A hacker has stolen the account data of 218 million players of Zynga’s “Words with Friends”. Zynga warned its users about the breach a couple of weeks back and urged them to reset their passwords, but the incident has also compromised a smaller number of players of two other games.
Hacker Steals Over 218 Million Zynga 'Words with Friends' Gamers Data#MobileSecurity by @TheHackersNewshttps://t.co/RQIWVZthWQ
— Mobile Security (@mobilesecurity_) September 29, 2019

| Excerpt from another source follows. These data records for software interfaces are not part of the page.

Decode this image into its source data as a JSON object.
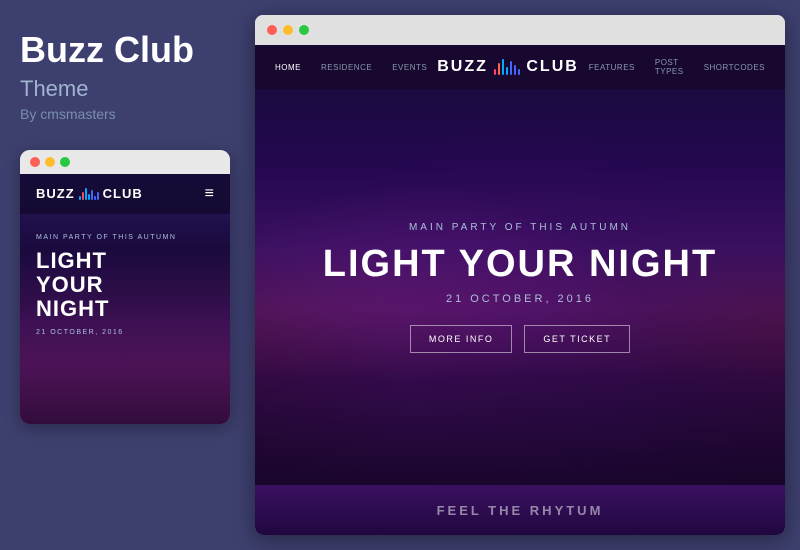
{
  "sidebar": {
    "title": "Buzz Club",
    "subtitle": "Theme",
    "by": "By cmsmasters",
    "mobile": {
      "titlebar_dots": [
        "red",
        "yellow",
        "green"
      ],
      "logo": {
        "buzz": "BUZZ",
        "club": "CLUB"
      },
      "hamburger": "≡",
      "hero": {
        "subtitle": "MAIN PARTY OF THIS AUTUMN",
        "title_line1": "LIGHT",
        "title_line2": "YOUR",
        "title_line3": "NIGHT",
        "date": "21 OCTOBER, 2016"
      }
    }
  },
  "desktop": {
    "titlebar_dots": [
      "red",
      "yellow",
      "green"
    ],
    "nav": {
      "links": [
        "HOME",
        "RESIDENCE",
        "EVENTS",
        "FEATURES",
        "POST TYPES",
        "SHORTCODES"
      ],
      "active": "HOME",
      "logo": {
        "buzz": "BUZZ",
        "club": "CLUB"
      }
    },
    "hero": {
      "subtitle": "MAIN PARTY OF THIS AUTUMN",
      "title": "LIGHT YOUR NIGHT",
      "date": "21 OCTOBER, 2016",
      "btn1": "MORE INFO",
      "btn2": "GET TICKET"
    },
    "bottom": {
      "text": "FEEL THE RHYTUM"
    }
  },
  "colors": {
    "accent_blue": "#00aaff",
    "accent_red": "#ff4466",
    "bar_colors": [
      "#ff4466",
      "#ff6644",
      "#ffaa00",
      "#00aaff",
      "#0088ff",
      "#0066ff",
      "#4444ff",
      "#6644ff"
    ]
  }
}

It is always troubling to see when the breach of one application or platform leads to losses for multiple systems and platforms, as its indicative of rather permissive access within an organization. The presence of the OMGPOP cleartext credentials also shows that the earlier procured company stored those unprotected, and that the company have then either migrated the data along or that they have used the old environment to build on top of.
It is also questionable on what basis the company have kept processing those individuals information for such an extended period of time.
“As if on cue, there is another data breach in a new industry. It’s as though fraudsters are showing how diverse their portfolio is, with almost every industry covered. In the past three months, consumers could have had their identity breached by applying for a credit card with the largest card company, ordering food on a popular delivery app, signing up for a movie membership card, participating in online dating or even playing a game on their phone. No industry is safe if it involves user data.
The gaming industry is booming and expected to reach $174 billion by 2021. The growth that the industry is experiencing makes it an attractive, and lucrative target for fraudsters – as demonstrated by Zynga, a major player in the gaming industry.
This breach is significant not just because of the sheer size of impacted consumers, 200 million, but because the demographic is very diverse. Zynga’s portfolio includes games that are popular with many different age groups, ranging from Words with Friends, where half of users are above the age of 45, to the game Draw Something, which has an age rating of 4+. Children are not actively tracking or monitoring their digital footprints and identity usage, which gives criminals a long runway to farm identities and destroy a child’s digital footprint well before they even graduate high school. On the heels of the Ecuador data breach impacting 6.7 million children, this marks the second major breach in two weeks with potentially wide-spread and long-term fraud repercussions for a young demographic.
This breach is a scary reminder that in today’s digital-first economy, identity is the true currency. The dark web is a very different place now than it was even three years ago. The sophistication and connectivity of the cybercrime ecosystem, combined with the high-profile data breaches like Zynga, makes it very easy to stitch together information to build complete profiles of user identity. This has fundamentally altered the digital commerce landscape: identity cannot be trusted and intent is easy for fraudsters to fake. It has never been easier to commit fraud and companies must implement a fraud and abuse prevention strategy that removes the economic incentive to attack.
Zynga’s data breach exposing the usernames, emails and passwords of more than 200 million users further demonstrates that user data is never safe. Whether playing innocent games on your phone or ordering food from DoorDash, cybercriminals are looking for every opportunity possible to acquire user data. This exposed information is sure to find a home on the dark web, enabling fraudsters to log into user accounts and commit account takeover fraud. Because these games are often connected to the user Facebook accounts, hackers can gain access to far more information under a forged identity. According to BuiltWith, there are over 190,000 websites that are Facebook Login Button customers and almost 40,000 live websites using Facebook Login Button. Logging in with this stolen information (including the 7 million Draw Something passwords left in clear text with this breach) makes it impossible to determine if the actual account holder is the one logging in. It’s apparent that these traditional authentication methods can no longer be trusted – companies must adopt biometric-based authentication to ensure a user’s data remains in the right hands.
While a breach is always unfortunate, it is encouraging to see that Zynga had sufficient monitoring in place to detect the breach and notify its customers.
What is not so encouraging is seeing a subset of several million users passwords which had been stored in cleartext. In today\’s day and age, no company should be storing cleartext passwords. With many users frequently reusing passwords, the breach of this nature can lead to other accounts of individuals being compromised, particularly as the breach also contained email addresses.
At the very least this information can fuel attacks in which people receive emails from scammers which include their password. These emails state that the recipient has been hacked and sensitive or embarrassing information will be released to the public unless they pay a fee.
In light of the reported inclusiveness of compromised data, it may well be a breach related to unprotected backup available in a cloud or elsewhere. The information reportedly stolen does not give an immense marge de maneuver to the attackers, however, all potential victims should remain vigilant when handling any incoming emails or messages. It would be premature to derive any categorical conclusion about the true origins and scope of the breach before the technical investigation is over. So far, Zynga’s response seems to be adequate to the obscure circumstances of the alleged incident.